At CCC, a year in advance, the OBOC Committee choses fiction or nonfiction prospects which can provide stimulating discussions regardless of majors or disciplines. The selections are pared down until three choices remain. After a final vote, an author is contacted so a fee can be negotiated and a mutually agreed upon date can be fixed for the author’s visit.

Among the past thirteen titles chosen for OBOC are works by established professional writers such as Joyce Carol Oates (2012-2013). Luis Carlos Montalvan (2014-2015) , a wounded warrior in the United States’ longest wars, became a first-time author because he had an urgent message for America in Until Tuesday.
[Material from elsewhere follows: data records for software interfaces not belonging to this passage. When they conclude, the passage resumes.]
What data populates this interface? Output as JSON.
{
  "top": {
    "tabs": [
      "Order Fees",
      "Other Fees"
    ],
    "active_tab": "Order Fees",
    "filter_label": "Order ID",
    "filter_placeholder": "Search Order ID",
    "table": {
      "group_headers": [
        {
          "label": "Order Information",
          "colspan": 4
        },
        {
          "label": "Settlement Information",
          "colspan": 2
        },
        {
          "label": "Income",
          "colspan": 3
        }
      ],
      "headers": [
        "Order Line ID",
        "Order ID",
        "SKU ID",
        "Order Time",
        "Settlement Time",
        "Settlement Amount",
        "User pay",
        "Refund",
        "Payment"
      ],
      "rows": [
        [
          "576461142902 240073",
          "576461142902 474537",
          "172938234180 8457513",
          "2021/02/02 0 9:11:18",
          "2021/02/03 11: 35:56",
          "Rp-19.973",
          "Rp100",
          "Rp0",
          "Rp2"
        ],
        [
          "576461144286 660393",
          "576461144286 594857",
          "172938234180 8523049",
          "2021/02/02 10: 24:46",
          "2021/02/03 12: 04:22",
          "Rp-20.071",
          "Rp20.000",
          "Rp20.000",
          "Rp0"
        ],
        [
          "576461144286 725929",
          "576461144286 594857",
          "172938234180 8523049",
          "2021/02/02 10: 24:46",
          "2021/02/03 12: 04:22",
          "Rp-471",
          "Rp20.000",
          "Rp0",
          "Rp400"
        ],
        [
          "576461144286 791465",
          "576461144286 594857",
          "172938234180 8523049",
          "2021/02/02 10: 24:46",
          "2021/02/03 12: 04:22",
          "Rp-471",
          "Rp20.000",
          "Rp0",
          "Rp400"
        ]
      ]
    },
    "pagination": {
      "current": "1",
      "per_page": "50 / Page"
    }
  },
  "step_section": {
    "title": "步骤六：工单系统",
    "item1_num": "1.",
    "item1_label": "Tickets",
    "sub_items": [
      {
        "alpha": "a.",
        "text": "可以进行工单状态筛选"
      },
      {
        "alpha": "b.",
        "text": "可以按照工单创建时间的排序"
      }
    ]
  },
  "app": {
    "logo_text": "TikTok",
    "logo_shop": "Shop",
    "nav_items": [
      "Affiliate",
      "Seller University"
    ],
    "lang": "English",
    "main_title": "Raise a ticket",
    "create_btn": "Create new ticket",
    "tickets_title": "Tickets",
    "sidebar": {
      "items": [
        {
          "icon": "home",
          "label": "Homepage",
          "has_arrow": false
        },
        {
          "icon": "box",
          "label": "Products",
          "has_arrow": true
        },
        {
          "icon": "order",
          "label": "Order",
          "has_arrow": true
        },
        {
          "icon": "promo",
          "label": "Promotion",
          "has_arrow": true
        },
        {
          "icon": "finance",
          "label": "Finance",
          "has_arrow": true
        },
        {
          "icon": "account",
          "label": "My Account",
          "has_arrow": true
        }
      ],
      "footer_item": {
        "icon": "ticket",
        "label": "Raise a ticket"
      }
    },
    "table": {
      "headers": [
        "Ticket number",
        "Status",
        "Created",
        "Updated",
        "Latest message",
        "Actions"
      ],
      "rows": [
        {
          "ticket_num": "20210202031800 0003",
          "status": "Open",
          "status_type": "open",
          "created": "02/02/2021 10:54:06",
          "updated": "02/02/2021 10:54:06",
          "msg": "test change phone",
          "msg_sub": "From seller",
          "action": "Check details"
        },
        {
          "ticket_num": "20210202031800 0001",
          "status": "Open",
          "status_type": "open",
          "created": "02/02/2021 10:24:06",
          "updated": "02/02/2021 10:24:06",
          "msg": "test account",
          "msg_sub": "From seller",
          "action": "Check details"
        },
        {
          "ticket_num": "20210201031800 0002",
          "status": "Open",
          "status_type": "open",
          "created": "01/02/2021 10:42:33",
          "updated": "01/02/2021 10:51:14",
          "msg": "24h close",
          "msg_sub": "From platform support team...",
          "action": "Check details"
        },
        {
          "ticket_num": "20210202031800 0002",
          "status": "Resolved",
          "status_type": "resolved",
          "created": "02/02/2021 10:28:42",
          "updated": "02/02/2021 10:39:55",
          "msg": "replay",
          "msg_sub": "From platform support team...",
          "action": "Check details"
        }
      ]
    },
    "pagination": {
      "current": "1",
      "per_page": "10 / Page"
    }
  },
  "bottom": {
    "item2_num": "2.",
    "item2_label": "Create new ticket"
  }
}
Topics such as homelessness, growing up biracial, the Native American experience, Japanese-American internment in the United States during World War II have been chosen.

Some OBOC selections have become movies. The Glass Castle by Jeannette Walls (2008-2009) was “discovered” by CCC’s campus eight years prior to its current cinematographic treatment.

The 2017 selection, The Kitchen House, illuminates a period in American history in the pre-Civil War (antebellum) South when a white person could be held in servitude along with enslaved blacks, although under different circumstances and with different outcomes.

So, mark your calendars, remind your classmates, tell your friends and family. Look for spring 2018 activites involving CCC’s OBOC program!